It’s no wonder the end of my days keep creeping into my thoughts, eight weeks ago I had a letter from 10 Downing Street, no less, in it Boris told me about the steps being taken to combat coronavirus and instructing me to stay indoors for six weeks and various other rules. This morning I had a text from the NHS Coronavirus Service (the latest of several) informing me “You have been identified as a someone who may be at high risk of severe illness if you catch coronavirus.” It told me that support is available to get food or basic care should I need it.
It’s all very good and I’m impressed, but it’s another reminder of the stage I have reached in my life, isn’t it?
My sister’s lung cancer was inoperable, she had it in both lungs. Mine was operable, and I went into St George’s Hospital, London, last July, and one third of my right lung was removed. Since then I have been unable to run up the stairs, or, in fact, run. But still, what’s the hurry when you are 83?
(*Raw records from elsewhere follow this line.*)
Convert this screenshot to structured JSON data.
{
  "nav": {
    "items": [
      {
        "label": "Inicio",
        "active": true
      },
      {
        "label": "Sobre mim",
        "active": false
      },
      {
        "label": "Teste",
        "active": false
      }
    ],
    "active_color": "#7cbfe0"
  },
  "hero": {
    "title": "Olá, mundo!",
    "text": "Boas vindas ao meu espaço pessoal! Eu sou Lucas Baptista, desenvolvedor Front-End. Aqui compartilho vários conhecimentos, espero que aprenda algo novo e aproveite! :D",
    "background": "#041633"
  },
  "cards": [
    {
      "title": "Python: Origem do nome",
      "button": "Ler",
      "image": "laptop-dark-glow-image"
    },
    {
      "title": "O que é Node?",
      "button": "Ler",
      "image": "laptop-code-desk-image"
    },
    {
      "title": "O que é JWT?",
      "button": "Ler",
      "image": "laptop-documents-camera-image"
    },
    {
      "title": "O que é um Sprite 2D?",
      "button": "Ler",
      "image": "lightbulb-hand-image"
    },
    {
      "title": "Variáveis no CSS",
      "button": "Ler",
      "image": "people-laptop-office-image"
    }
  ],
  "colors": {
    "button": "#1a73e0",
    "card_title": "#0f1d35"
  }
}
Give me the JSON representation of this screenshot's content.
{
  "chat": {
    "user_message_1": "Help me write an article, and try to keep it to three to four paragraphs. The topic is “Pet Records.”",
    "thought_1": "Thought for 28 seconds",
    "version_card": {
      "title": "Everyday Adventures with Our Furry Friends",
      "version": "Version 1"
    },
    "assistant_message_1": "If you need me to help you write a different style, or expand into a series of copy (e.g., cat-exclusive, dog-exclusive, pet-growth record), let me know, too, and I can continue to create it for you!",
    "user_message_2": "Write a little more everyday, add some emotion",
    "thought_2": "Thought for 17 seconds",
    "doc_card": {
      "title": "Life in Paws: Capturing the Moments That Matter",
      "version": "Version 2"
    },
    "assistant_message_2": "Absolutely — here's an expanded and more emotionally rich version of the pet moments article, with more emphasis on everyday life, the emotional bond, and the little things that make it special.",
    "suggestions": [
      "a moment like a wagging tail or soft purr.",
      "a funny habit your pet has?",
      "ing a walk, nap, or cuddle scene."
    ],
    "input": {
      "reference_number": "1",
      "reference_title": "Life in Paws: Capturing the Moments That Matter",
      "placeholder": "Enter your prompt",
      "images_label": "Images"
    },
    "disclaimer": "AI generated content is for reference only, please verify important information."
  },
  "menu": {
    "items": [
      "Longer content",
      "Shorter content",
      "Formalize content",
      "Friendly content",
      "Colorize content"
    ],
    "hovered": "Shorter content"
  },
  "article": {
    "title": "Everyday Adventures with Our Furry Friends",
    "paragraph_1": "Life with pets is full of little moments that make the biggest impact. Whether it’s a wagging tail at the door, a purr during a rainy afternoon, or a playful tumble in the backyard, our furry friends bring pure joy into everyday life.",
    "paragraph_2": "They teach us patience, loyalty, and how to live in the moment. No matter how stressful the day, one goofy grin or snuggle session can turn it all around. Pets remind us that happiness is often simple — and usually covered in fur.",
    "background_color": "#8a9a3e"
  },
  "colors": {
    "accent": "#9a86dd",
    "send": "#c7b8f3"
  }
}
Apart from that minor irritation I also get out of breath easily – which I suppose is not surprising considering Dr Nimako removed one third of half of my breathing apparatus. I can and do still ride my (electric) bike and I take walks now and then. Some weeks after the lung op I had an appointment with an oncologist. She told me radiotherapy in my case was not necessary but I should consider chemotherapy, “to be on the safe side,” she said. She spent some time explaining what it could do, went through the side-effects, and ended by saying the percentage of people’s condition being improved in this way was around 5%(!) I declined and here I am almost a year later and I don’t regret that decision in the slightest. I’d heard too many negative stories about that treatment to risk it and had spoken to a couple of people who had endured it, and both said I had done the right thing. Even Sandra (one of the Macmillan nurses assigned to me, more of later) agreed.